Entries from a dataset of interfaces
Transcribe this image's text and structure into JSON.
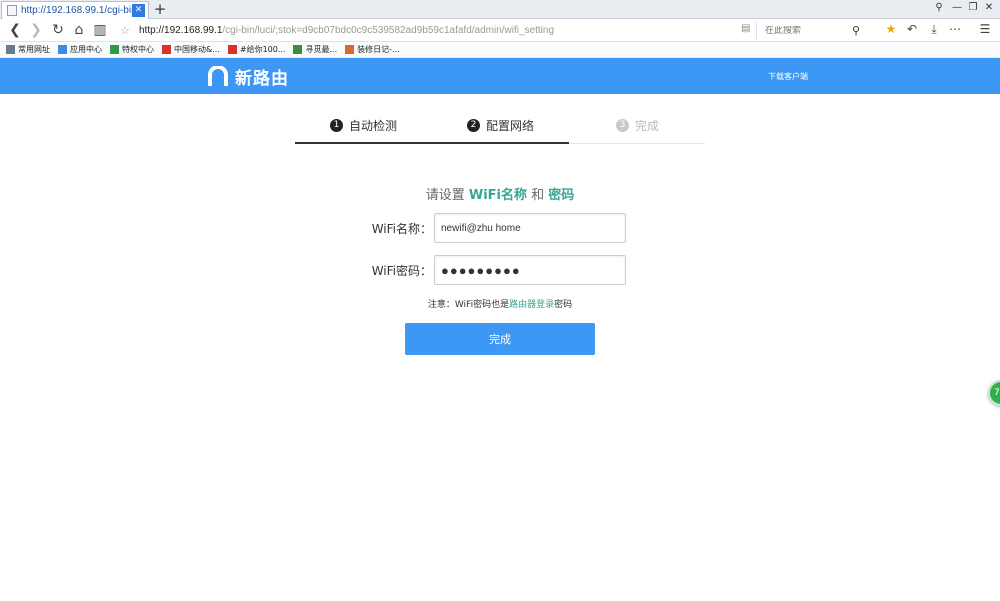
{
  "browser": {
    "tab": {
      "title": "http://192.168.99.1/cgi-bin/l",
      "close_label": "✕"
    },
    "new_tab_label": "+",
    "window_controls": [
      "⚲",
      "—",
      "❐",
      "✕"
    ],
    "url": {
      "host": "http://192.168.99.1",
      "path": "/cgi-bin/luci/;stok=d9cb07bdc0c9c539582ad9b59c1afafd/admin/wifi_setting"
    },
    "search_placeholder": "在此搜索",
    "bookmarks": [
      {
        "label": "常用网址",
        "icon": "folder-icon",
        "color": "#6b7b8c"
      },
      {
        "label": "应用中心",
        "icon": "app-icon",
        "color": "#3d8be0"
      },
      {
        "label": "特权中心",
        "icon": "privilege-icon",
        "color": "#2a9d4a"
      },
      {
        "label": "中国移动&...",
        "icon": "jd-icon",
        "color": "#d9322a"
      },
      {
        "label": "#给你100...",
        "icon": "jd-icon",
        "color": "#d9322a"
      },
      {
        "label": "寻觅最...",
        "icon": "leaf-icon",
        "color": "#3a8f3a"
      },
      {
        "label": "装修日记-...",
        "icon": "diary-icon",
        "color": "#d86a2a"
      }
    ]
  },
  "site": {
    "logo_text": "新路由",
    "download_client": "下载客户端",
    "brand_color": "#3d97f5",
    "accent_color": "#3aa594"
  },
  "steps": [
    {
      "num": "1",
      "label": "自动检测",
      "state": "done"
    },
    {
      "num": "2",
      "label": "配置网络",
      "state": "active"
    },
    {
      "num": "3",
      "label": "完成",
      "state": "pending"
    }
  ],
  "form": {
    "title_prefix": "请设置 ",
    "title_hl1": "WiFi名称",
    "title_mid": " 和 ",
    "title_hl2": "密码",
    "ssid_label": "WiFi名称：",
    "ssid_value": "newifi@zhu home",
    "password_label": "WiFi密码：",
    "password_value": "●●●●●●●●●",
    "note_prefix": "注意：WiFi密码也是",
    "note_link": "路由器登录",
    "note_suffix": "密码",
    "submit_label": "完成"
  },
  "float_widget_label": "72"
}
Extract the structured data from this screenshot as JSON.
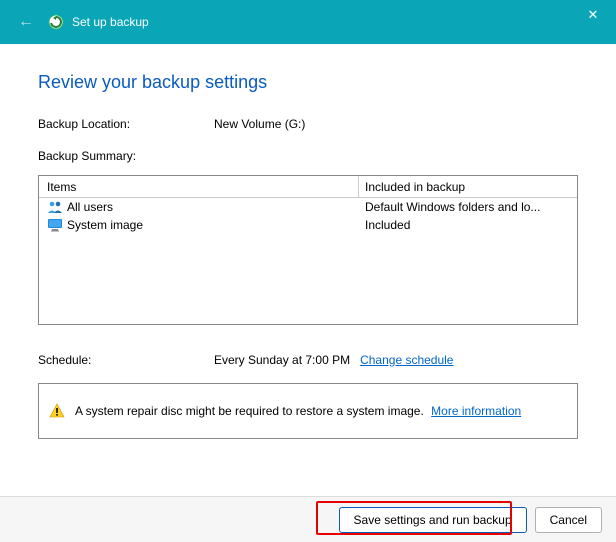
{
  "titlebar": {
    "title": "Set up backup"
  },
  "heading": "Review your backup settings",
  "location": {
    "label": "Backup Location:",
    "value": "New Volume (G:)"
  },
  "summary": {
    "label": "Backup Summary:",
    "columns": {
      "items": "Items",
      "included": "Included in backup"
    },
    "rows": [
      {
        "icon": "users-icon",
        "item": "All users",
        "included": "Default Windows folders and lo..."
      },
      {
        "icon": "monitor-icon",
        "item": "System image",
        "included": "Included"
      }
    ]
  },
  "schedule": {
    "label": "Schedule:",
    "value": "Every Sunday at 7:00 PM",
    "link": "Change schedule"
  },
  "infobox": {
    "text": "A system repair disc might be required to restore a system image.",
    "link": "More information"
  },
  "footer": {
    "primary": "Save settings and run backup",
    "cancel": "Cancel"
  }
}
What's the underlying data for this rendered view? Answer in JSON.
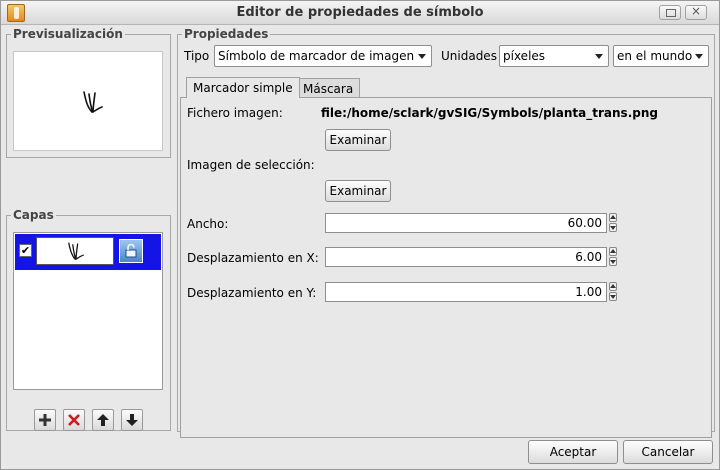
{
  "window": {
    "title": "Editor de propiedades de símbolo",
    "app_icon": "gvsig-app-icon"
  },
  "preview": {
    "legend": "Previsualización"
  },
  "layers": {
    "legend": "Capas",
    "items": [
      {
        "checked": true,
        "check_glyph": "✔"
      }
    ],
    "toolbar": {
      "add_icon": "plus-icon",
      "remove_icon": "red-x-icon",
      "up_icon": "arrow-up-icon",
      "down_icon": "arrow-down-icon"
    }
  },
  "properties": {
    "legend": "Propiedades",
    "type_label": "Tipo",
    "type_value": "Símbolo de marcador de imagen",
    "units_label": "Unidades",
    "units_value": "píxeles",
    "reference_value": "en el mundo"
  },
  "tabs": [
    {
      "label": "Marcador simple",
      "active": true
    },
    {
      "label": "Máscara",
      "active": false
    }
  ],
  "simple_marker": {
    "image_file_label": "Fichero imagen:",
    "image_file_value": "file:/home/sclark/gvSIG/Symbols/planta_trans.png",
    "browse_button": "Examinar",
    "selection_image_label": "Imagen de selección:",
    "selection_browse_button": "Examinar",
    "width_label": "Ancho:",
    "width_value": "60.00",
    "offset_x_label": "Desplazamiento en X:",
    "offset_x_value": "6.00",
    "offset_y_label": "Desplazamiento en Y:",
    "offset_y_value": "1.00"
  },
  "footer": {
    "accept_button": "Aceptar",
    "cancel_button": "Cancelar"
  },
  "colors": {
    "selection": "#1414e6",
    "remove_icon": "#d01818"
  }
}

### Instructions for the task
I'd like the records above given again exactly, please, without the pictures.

### Answer to this exercise
Transcribe this image's text and structure into JSON.
{
  "browser": {
    "tab": {
      "title": "http://192.168.99.1/cgi-bin/l",
      "close_label": "✕"
    },
    "new_tab_label": "+",
    "window_controls": [
      "⚲",
      "—",
      "❐",
      "✕"
    ],
    "url": {
      "host": "http://192.168.99.1",
      "path": "/cgi-bin/luci/;stok=d9cb07bdc0c9c539582ad9b59c1afafd/admin/wifi_setting"
    },
    "search_placeholder": "在此搜索",
    "bookmarks": [
      {
        "label": "常用网址",
        "icon": "folder-icon",
        "color": "#6b7b8c"
      },
      {
        "label": "应用中心",
        "icon": "app-icon",
        "color": "#3d8be0"
      },
      {
        "label": "特权中心",
        "icon": "privilege-icon",
        "color": "#2a9d4a"
      },
      {
        "label": "中国移动&...",
        "icon": "jd-icon",
        "color": "#d9322a"
      },
      {
        "label": "#给你100...",
        "icon": "jd-icon",
        "color": "#d9322a"
      },
      {
        "label": "寻觅最...",
        "icon": "leaf-icon",
        "color": "#3a8f3a"
      },
      {
        "label": "装修日记-...",
        "icon": "diary-icon",
        "color": "#d86a2a"
      }
    ]
  },
  "site": {
    "logo_text": "新路由",
    "download_client": "下载客户端",
    "brand_color": "#3d97f5",
    "accent_color": "#3aa594"
  },
  "steps": [
    {
      "num": "1",
      "label": "自动检测",
      "state": "done"
    },
    {
      "num": "2",
      "label": "配置网络",
      "state": "active"
    },
    {
      "num": "3",
      "label": "完成",
      "state": "pending"
    }
  ],
  "form": {
    "title_prefix": "请设置 ",
    "title_hl1": "WiFi名称",
    "title_mid": " 和 ",
    "title_hl2": "密码",
    "ssid_label": "WiFi名称：",
    "ssid_value": "newifi@zhu home",
    "password_label": "WiFi密码：",
    "password_value": "●●●●●●●●●",
    "note_prefix": "注意：WiFi密码也是",
    "note_link": "路由器登录",
    "note_suffix": "密码",
    "submit_label": "完成"
  },
  "float_widget_label": "72"
}
Extract the structured data from this screenshot as JSON.
{
  "titlebar": {
    "title": "Set up backup"
  },
  "heading": "Review your backup settings",
  "location": {
    "label": "Backup Location:",
    "value": "New Volume (G:)"
  },
  "summary": {
    "label": "Backup Summary:",
    "columns": {
      "items": "Items",
      "included": "Included in backup"
    },
    "rows": [
      {
        "icon": "users-icon",
        "item": "All users",
        "included": "Default Windows folders and lo..."
      },
      {
        "icon": "monitor-icon",
        "item": "System image",
        "included": "Included"
      }
    ]
  },
  "schedule": {
    "label": "Schedule:",
    "value": "Every Sunday at 7:00 PM",
    "link": "Change schedule"
  },
  "infobox": {
    "text": "A system repair disc might be required to restore a system image.",
    "link": "More information"
  },
  "footer": {
    "primary": "Save settings and run backup",
    "cancel": "Cancel"
  }
}
What's the underlying data for this rendered view? Answer in JSON.
{
  "window": {
    "title": "Editor de propiedades de símbolo",
    "app_icon": "gvsig-app-icon"
  },
  "preview": {
    "legend": "Previsualización"
  },
  "layers": {
    "legend": "Capas",
    "items": [
      {
        "checked": true,
        "check_glyph": "✔"
      }
    ],
    "toolbar": {
      "add_icon": "plus-icon",
      "remove_icon": "red-x-icon",
      "up_icon": "arrow-up-icon",
      "down_icon": "arrow-down-icon"
    }
  },
  "properties": {
    "legend": "Propiedades",
    "type_label": "Tipo",
    "type_value": "Símbolo de marcador de imagen",
    "units_label": "Unidades",
    "units_value": "píxeles",
    "reference_value": "en el mundo"
  },
  "tabs": [
    {
      "label": "Marcador simple",
      "active": true
    },
    {
      "label": "Máscara",
      "active": false
    }
  ],
  "simple_marker": {
    "image_file_label": "Fichero imagen:",
    "image_file_value": "file:/home/sclark/gvSIG/Symbols/planta_trans.png",
    "browse_button": "Examinar",
    "selection_image_label": "Imagen de selección:",
    "selection_browse_button": "Examinar",
    "width_label": "Ancho:",
    "width_value": "60.00",
    "offset_x_label": "Desplazamiento en X:",
    "offset_x_value": "6.00",
    "offset_y_label": "Desplazamiento en Y:",
    "offset_y_value": "1.00"
  },
  "footer": {
    "accept_button": "Aceptar",
    "cancel_button": "Cancelar"
  },
  "colors": {
    "selection": "#1414e6",
    "remove_icon": "#d01818"
  }
}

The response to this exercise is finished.